LOS ANGELES, CALIFORNIA, APRIL 18, 2017: LA Police Commission President Mathew Johnson asks question
Los Angeles Police Commission President Matthew Johnson confronted several activists who were interrupting other speakers at Tuesday’s meeting.
(Mark Boster / Los Angeles Times)

Weeks after Los Angeles police opened fire from a helicopter to end a five-hour standoff with an armed suspect in Sunland, police leaders discussed the guidelines for using such force during a contentious meeting of the city’s Police Commission on Tuesday.

Los Angeles Police Department Asst. Chief Beatrice Girmala told commissioners that a situation must meet a number of highly specific conditions before the department will consider opening fire from the air.

The department had weighed using the tactic only four times since 2012, Girmala said. But the May 8 shooting marked the first time an LAPD officer used it.

Girmala said current policy calls for police to open fire from a helicopter if a suspect in a violent crime poses an “extreme officer safety concern” and is on terrain that gives them a significant advantage, creating a situation in which “normal tactics would be ineffective.”


In the Sunland shooting, officers on the ground and in the air fired on the suspect, who had broken into a home, Police Chief Charlie Beck has previously said. It appears the suspect was fatally struck by gunfire from the air, Beck has said.

The decision to open fire airborne is made at high levels, Girmala said. In the May 8 case, Beck said an assistant chief discussed the matter with him before taking action. On Tuesday, Girmala said the “incident commander” at the scene of such a situation can also wave off the intervention of officers in the air.

Girmala’s comments were met with some criticism from attendees at the hearing, some of whom argued that use of force from helicopters could serve as a pretext to the increased use of helicopters for surveillance, or the deployment of drones by Los Angeles police.

The department doesn’t use drones. Seattle Police gifted the LAPD with two drones years ago, but they have never been launched and remain in storage, officials have said.


The meeting came to an abrupt end during Beck’s public comments. Matthew Johnson, the commission’s president, had been sparring with several activists who had been interrupting other speakers. His frustration boiled over when a woman seemed to rejoice after Beck said an officer had been seriously injured in a motorcycle crash early Tuesday morning.
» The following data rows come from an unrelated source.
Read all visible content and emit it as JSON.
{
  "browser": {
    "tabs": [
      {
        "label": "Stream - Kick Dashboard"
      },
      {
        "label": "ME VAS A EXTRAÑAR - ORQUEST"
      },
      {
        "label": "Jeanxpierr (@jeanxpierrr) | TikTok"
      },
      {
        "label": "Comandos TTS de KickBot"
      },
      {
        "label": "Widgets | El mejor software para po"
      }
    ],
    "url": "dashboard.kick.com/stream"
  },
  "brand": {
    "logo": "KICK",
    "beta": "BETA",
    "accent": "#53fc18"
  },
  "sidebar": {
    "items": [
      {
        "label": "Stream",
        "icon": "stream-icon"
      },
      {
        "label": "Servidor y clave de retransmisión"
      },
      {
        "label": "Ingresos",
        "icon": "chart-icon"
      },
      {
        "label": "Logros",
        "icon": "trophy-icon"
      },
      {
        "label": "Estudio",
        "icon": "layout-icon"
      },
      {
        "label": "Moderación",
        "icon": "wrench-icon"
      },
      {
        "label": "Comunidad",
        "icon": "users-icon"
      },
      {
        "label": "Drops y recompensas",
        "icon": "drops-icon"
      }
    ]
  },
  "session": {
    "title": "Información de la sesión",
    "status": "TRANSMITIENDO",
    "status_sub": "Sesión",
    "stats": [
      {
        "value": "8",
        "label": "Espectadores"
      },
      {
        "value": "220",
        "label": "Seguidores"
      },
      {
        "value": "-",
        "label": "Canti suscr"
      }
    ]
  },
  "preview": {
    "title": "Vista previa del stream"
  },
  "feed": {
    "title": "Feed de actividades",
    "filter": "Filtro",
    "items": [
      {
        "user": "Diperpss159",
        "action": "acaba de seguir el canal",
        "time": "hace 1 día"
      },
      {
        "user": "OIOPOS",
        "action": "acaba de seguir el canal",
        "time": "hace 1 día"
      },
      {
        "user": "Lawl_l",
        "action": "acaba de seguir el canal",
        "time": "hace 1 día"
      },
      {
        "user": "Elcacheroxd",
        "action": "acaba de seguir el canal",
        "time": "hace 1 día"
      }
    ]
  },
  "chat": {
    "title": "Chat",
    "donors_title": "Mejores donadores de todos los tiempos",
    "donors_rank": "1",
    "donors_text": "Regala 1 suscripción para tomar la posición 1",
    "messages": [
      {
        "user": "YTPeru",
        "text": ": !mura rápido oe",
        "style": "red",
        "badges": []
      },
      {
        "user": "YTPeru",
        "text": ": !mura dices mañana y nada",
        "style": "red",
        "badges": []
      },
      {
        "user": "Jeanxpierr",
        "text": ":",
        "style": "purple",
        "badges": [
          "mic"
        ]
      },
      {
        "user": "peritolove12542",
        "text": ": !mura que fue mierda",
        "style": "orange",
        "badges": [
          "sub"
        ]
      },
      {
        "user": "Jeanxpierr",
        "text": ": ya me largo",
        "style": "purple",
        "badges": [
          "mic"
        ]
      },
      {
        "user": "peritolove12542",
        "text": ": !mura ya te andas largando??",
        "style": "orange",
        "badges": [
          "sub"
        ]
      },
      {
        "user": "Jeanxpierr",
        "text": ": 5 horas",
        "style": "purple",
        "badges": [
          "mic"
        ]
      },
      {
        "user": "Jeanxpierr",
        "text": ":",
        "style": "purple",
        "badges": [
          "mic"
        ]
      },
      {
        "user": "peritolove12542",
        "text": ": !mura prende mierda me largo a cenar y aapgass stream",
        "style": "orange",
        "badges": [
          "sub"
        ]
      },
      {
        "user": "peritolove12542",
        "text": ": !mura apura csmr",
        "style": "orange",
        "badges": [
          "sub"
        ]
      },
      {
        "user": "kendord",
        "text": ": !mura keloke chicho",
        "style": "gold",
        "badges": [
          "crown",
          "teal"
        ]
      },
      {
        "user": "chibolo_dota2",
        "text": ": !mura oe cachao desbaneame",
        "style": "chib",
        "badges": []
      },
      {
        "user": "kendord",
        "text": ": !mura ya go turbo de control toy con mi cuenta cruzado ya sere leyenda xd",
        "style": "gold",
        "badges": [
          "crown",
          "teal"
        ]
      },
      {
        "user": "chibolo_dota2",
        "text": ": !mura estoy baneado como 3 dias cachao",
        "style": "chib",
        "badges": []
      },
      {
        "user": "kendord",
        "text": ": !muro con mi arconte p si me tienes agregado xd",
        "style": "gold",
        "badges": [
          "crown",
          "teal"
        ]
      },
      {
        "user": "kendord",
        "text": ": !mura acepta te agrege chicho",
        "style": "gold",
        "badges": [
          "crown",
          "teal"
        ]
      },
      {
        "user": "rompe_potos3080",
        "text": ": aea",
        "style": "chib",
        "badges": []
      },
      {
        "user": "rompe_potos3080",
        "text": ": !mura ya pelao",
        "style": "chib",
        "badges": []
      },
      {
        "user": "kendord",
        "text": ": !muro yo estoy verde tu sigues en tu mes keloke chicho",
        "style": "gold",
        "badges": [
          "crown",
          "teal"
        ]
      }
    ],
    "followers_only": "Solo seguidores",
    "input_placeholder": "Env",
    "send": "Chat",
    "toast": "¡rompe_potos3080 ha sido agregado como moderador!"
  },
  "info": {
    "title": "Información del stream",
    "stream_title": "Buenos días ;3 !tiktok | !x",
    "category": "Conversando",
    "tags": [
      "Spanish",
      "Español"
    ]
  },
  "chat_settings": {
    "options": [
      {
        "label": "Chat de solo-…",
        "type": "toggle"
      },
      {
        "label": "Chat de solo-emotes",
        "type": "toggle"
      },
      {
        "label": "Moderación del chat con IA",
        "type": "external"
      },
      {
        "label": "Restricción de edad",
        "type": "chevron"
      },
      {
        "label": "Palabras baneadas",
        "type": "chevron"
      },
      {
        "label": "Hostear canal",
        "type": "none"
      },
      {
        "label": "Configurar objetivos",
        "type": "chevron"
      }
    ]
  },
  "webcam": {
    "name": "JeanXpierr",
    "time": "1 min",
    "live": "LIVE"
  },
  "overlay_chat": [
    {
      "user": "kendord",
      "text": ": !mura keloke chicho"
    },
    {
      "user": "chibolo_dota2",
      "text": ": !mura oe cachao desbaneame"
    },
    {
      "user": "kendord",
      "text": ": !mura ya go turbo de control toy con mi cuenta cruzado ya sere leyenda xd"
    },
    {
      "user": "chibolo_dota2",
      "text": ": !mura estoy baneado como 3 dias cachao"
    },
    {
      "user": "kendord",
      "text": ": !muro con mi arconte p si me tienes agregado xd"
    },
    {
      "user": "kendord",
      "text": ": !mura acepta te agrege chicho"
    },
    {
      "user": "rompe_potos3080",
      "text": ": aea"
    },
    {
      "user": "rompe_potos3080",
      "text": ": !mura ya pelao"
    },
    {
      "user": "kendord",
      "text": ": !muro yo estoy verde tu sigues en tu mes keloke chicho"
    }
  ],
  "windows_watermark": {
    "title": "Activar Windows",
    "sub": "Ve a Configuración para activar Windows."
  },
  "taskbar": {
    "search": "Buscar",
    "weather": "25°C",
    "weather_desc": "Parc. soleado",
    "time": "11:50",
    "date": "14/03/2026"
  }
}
Johnson said the meeting would not continue until the woman left, but she refused to depart. Police declared the meeting an “unlawful assembly,” and threatened the dozen or so activists in the room with arrest. The group eventually dispersed, and no arrests were made.

Twitter: @JamesQueallyLAT

Get our Essential California newsletter